Subaru Telescope | National Astronomical Observatory of Japan | 2020 May 14
First Scientific Result by the New Spectrograph on the Subaru Telescope
Stars like the Sun are not static, but rotate about an axis. This rotation is most noticeable when there are features like sunspots on the surface of the star. In the Solar System, the orbits of all of the planets are aligned to within 6 degrees with the Sun’s rotation. In the past it was assumed that planetary orbits would be aligned with the rotation of the star, but there are now many known examples of exoplanet systems where the planetary orbits are strongly misaligned with the central star’s rotation. This raises the question: can planetary systems form out of alignment, or did the observed misaligned systems start out aligned and were later thrown out of alignment by some perturbation? The TRAPPIST-1 system has attracted attention because it has three small rocky planets located in or near the habitable zone where liquid water can exist. The central star is a very low-mass and cool star, called an M dwarf, and those planets are situated very close to the central star. Therefore, this planetary system is very different from our Solar System. Determining the history of this system is important because it could help determine if any of the potentially habitable planets are actually inhabitable. But it is also an interesting system because it lacks any nearby objects which could have perturbed the orbits of the planets, meaning that the orbits should still be located close to where the planets first formed. This gives astronomers a chance to investigate the primordial conditions of the system. ...
Evidence for Spin–Orbit Alignment in the TRAPPIST-1 System ~ Teruyuki Hirano et al

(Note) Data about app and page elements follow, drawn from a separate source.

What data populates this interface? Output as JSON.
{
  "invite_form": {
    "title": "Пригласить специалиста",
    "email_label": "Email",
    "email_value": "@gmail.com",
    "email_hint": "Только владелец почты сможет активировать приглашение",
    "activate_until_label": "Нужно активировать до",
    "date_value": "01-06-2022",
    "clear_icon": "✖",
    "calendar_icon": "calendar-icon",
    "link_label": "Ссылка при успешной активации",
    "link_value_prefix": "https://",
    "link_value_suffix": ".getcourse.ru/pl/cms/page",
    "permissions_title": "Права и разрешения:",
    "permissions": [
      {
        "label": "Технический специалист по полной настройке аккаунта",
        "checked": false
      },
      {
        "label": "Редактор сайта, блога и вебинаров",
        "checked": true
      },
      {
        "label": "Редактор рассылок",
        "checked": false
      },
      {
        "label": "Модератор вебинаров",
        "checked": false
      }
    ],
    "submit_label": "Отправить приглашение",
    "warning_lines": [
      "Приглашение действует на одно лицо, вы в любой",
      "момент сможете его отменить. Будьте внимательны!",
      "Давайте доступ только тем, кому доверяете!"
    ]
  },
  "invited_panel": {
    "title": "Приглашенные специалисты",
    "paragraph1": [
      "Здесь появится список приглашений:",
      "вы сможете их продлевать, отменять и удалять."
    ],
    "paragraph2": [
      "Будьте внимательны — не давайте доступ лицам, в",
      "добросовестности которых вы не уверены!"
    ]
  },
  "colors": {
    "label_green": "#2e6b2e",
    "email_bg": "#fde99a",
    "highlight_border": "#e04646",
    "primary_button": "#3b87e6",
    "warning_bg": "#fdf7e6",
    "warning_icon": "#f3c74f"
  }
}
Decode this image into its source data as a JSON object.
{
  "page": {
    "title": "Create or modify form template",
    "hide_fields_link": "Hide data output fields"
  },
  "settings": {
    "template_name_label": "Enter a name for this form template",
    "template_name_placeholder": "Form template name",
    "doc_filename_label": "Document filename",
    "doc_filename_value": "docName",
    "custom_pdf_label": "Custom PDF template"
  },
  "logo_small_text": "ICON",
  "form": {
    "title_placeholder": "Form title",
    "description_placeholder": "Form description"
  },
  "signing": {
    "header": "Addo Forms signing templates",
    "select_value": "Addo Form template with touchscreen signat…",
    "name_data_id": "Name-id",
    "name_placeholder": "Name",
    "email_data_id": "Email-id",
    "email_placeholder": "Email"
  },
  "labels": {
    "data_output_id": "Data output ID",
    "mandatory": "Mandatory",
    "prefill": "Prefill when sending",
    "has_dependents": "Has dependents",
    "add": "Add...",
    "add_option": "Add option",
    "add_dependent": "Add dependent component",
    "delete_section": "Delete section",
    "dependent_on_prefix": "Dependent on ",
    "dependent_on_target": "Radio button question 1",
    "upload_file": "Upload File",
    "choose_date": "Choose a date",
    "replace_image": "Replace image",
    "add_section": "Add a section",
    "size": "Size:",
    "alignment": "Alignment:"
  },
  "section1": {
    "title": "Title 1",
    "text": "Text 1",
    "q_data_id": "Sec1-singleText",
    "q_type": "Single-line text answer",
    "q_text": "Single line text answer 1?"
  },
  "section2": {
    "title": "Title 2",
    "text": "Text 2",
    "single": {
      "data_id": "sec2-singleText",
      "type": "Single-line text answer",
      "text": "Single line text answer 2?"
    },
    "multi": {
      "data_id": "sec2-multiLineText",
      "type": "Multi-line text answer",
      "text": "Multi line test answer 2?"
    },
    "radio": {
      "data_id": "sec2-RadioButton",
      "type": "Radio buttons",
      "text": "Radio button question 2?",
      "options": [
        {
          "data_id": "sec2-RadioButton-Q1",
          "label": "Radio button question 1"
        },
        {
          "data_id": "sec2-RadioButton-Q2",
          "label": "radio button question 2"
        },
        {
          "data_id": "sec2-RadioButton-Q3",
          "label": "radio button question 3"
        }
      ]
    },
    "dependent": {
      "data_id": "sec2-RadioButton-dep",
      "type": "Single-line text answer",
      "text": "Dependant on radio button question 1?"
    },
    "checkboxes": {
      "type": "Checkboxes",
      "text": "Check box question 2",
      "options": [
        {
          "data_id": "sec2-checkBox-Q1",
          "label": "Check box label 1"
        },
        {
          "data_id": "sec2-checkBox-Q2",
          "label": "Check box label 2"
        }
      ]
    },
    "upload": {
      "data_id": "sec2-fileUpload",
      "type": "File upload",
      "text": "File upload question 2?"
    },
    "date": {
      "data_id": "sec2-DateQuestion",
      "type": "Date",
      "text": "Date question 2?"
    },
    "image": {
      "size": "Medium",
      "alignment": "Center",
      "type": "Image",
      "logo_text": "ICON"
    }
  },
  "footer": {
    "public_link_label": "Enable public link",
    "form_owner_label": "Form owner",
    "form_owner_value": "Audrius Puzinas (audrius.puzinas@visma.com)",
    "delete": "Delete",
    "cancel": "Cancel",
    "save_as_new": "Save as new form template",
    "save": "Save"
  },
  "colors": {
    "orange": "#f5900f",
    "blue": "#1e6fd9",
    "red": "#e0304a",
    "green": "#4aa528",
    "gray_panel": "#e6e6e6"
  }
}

- Astrophysical Journal Letters 890(2):L27 (2020 Feb 20) DOI: 10.3847/2041-8213/ab74dc
- arXiv.org > astro-ph > arXiv:2002.05892 > 14 Feb 2020